**The problem:**
Each line of the material below is to be written out exactly. Leave out any picture.

**Dataset excerpts:**
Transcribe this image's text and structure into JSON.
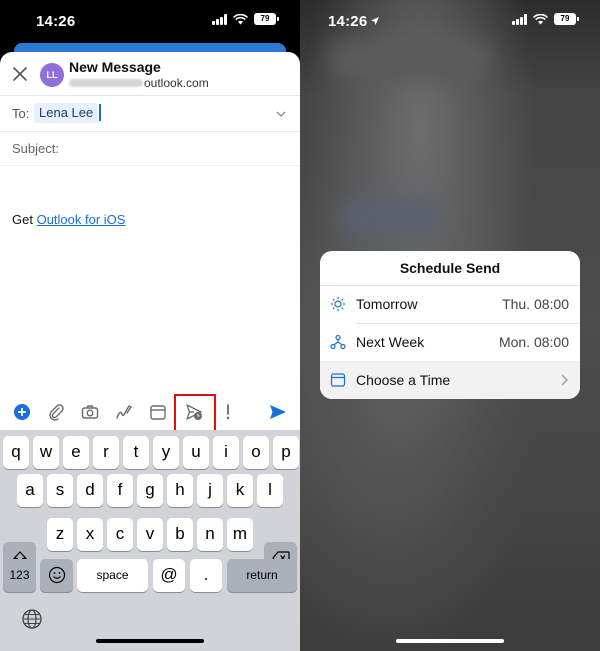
{
  "left": {
    "status": {
      "time": "14:26",
      "battery": "79"
    },
    "compose": {
      "title": "New Message",
      "avatar_initials": "LL",
      "from_suffix": "outlook.com",
      "to_label": "To:",
      "to_recipient": "Lena Lee",
      "subject_label": "Subject:",
      "signature_prefix": "Get",
      "signature_link": "Outlook for iOS"
    },
    "toolbar": {
      "icons": [
        "add-icon",
        "attachment-icon",
        "camera-icon",
        "draw-icon",
        "calendar-icon",
        "schedule-send-icon",
        "importance-icon",
        "send-icon"
      ],
      "highlight_color": "#e01010"
    },
    "keyboard": {
      "row1": [
        "q",
        "w",
        "e",
        "r",
        "t",
        "y",
        "u",
        "i",
        "o",
        "p"
      ],
      "row2": [
        "a",
        "s",
        "d",
        "f",
        "g",
        "h",
        "j",
        "k",
        "l"
      ],
      "row3": [
        "z",
        "x",
        "c",
        "v",
        "b",
        "n",
        "m"
      ],
      "numbers": "123",
      "space": "space",
      "at": "@",
      "dot": ".",
      "return": "return"
    }
  },
  "right": {
    "status": {
      "time": "14:26",
      "battery": "79"
    },
    "schedule": {
      "title": "Schedule Send",
      "items": [
        {
          "label": "Tomorrow",
          "value": "Thu. 08:00",
          "icon": "sun-icon"
        },
        {
          "label": "Next Week",
          "value": "Mon. 08:00",
          "icon": "network-icon"
        },
        {
          "label": "Choose a Time",
          "value": "",
          "icon": "calendar-icon"
        }
      ]
    }
  },
  "colors": {
    "accent": "#1a6ed6",
    "chip": "#e8f0fb",
    "avatar": "#8f6fd8"
  }
}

**Output:**
Transcribe this image's text and structure into JSON.
{
  "left": {
    "status": {
      "time": "14:26",
      "battery": "79"
    },
    "compose": {
      "title": "New Message",
      "avatar_initials": "LL",
      "from_suffix": "outlook.com",
      "to_label": "To:",
      "to_recipient": "Lena Lee",
      "subject_label": "Subject:",
      "signature_prefix": "Get",
      "signature_link": "Outlook for iOS"
    },
    "toolbar": {
      "icons": [
        "add-icon",
        "attachment-icon",
        "camera-icon",
        "draw-icon",
        "calendar-icon",
        "schedule-send-icon",
        "importance-icon",
        "send-icon"
      ],
      "highlight_color": "#e01010"
    },
    "keyboard": {
      "row1": [
        "q",
        "w",
        "e",
        "r",
        "t",
        "y",
        "u",
        "i",
        "o",
        "p"
      ],
      "row2": [
        "a",
        "s",
        "d",
        "f",
        "g",
        "h",
        "j",
        "k",
        "l"
      ],
      "row3": [
        "z",
        "x",
        "c",
        "v",
        "b",
        "n",
        "m"
      ],
      "numbers": "123",
      "space": "space",
      "at": "@",
      "dot": ".",
      "return": "return"
    }
  },
  "right": {
    "status": {
      "time": "14:26",
      "battery": "79"
    },
    "schedule": {
      "title": "Schedule Send",
      "items": [
        {
          "label": "Tomorrow",
          "value": "Thu. 08:00",
          "icon": "sun-icon"
        },
        {
          "label": "Next Week",
          "value": "Mon. 08:00",
          "icon": "network-icon"
        },
        {
          "label": "Choose a Time",
          "value": "",
          "icon": "calendar-icon"
        }
      ]
    }
  },
  "colors": {
    "accent": "#1a6ed6",
    "chip": "#e8f0fb",
    "avatar": "#8f6fd8"
  }
}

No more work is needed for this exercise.